In a recent survey, 90 percent of parents said their children under age 2 watch some form of electronic media. On average, children this age watch televised programs one to two hours per day. By age 3, almost one third of children have a television in their bedroom...
At the time, there was limited data on the subject, but the AAP believed there were more potential negative effects than positive effects of media exposure for the younger set. Newer data bears this out, and the AAP stands by its recommendation to keep children under age 2 as “screen-free” as possible...
The key findings include:
- Unstructured play time is more valuable for the developing brain than electronic media. Children learn to think creatively, problem solve, and develop reasoning and motor skills at early ages through unstructured, unplugged play. Free play also teaches them how to entertain themselves.
- When parents are watching their own programs, this is “background media” for their children. Itdistracts the parent and decreases parent-child interaction. Its presence may also interfere with a young child’s learning from play and activities.
The report recommends that parents and caregivers:
- Instead of screens, opt for supervised independent play for infants and young children during times that a parent cannot sit down and actively engage in play with the child. For example, have the child play with nesting cups on the floor nearby while a parent prepares dinner.
This all makes me chuckle all the more at Jennifer Fulwiler's recent trip down no-kids-yet lane, remembering what she misses about not having kids--which is knowing everything about perfect parenting:
Now that I’d dealt with the errors of that woman’s mothering, Old Jen Who Had it All Figured Out moved on to friends who let their kids watch TV. Had they not read the research? I wondered how to inform them politely that it is not ideal for young children to watch television, even for just an hour a day. “Instead of taking the easy way out and plopping your kids in front of the television,” I imagined myself saying to my unenlightened friends, “find some classic toys for them to play with—perhaps wooden blocks, or a wagon—or, better yet, read a book with your children to nurture their growing minds! ...
All of those thoughts came flooding back as I looked at that old picture yesterday afternoon.

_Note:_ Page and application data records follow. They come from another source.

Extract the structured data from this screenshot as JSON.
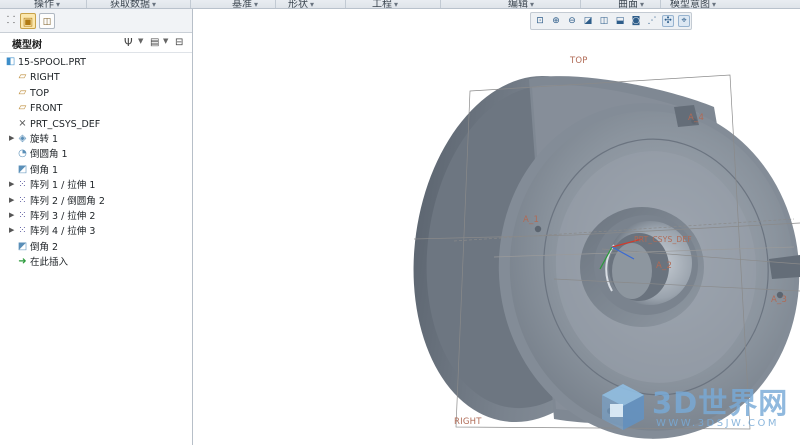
{
  "ribbon": {
    "groups": [
      "操作",
      "获取数据",
      "基准",
      "形状",
      "工程",
      "编辑",
      "曲面",
      "模型意图"
    ]
  },
  "left_panel": {
    "tabs": [
      {
        "icon": "model-tree-tab-icon",
        "active": false
      },
      {
        "icon": "folder-browser-icon",
        "active": true
      },
      {
        "icon": "favorites-icon",
        "active": false
      }
    ],
    "tree_title": "模型树",
    "settings_icon": "tree-settings-icon",
    "show_icon": "tree-show-icon",
    "columns_icon": "tree-columns-icon"
  },
  "tree": {
    "items": [
      {
        "label": "15-SPOOL.PRT",
        "icon": "part-icon",
        "expandable": false
      },
      {
        "label": "RIGHT",
        "icon": "datum-plane-icon",
        "expandable": false
      },
      {
        "label": "TOP",
        "icon": "datum-plane-icon",
        "expandable": false
      },
      {
        "label": "FRONT",
        "icon": "datum-plane-icon",
        "expandable": false
      },
      {
        "label": "PRT_CSYS_DEF",
        "icon": "coordinate-system-icon",
        "expandable": false
      },
      {
        "label": "旋转 1",
        "icon": "revolve-icon",
        "expandable": true
      },
      {
        "label": "倒圆角 1",
        "icon": "round-icon",
        "expandable": false
      },
      {
        "label": "倒角 1",
        "icon": "chamfer-icon",
        "expandable": false
      },
      {
        "label": "阵列 1 / 拉伸 1",
        "icon": "pattern-icon",
        "expandable": true
      },
      {
        "label": "阵列 2 / 倒圆角 2",
        "icon": "pattern-icon",
        "expandable": true
      },
      {
        "label": "阵列 3 / 拉伸 2",
        "icon": "pattern-icon",
        "expandable": true
      },
      {
        "label": "阵列 4 / 拉伸 3",
        "icon": "pattern-icon",
        "expandable": true
      },
      {
        "label": "倒角 2",
        "icon": "chamfer-icon",
        "expandable": false
      },
      {
        "label": "在此插入",
        "icon": "insert-here-arrow-icon",
        "expandable": false
      }
    ]
  },
  "view_toolbar": {
    "buttons": [
      "refit-icon",
      "zoom-in-icon",
      "zoom-out-icon",
      "repaint-icon",
      "view-manager-icon",
      "saved-orientations-icon",
      "display-style-icon",
      "datum-display-icon",
      "spin-center-icon",
      "annotation-display-icon"
    ]
  },
  "viewport": {
    "datum_labels": {
      "top": "TOP",
      "right": "RIGHT",
      "a1": "A_1",
      "a2": "A_2",
      "a3": "A_3",
      "a4": "A_4",
      "csys": "PRT_CSYS_DEF"
    },
    "model_color": "#7d8691"
  },
  "watermark": {
    "text": "3D世界网",
    "sub": "WWW.3DSJW.COM"
  }
}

Then a crashing sound caught my attention, and I turned around in time to see two of my kids dump out a box of books and begin throwing them at one another. My oldest child shouted from upstairs that he wanted to know if, theoretically, puddles of black ink are hard to get out of carpets. Then the baby started crying. I gathered the middle kids, put on an hour-long episode of Dora the Explorer, and implored them to LOOK AT THE NICE GLOWING SCREEN, ignoring their protests that they’d already seen it twice today. Then I tossed some formula into a bottle and popped it in the baby’s mouth, since even five lactation consultants had not been enough to help me to figure out breastfeeding.
Everything in that AAP statement sounds right. I know that having the news or What Not to Wear on distracts me from each and every playtime moment of Baby J if he's up and toddling around. But I also know that he points out animals, dances to songs and points to characters he likes in those PBS Kids shows.
But, I'll plop Joey down next to me with some nesting cups tomorrow when I prepare dinner. We'll see how long his "unstructured play time" can last before I implore him to just go look at the NICE GLOWING SCREEN.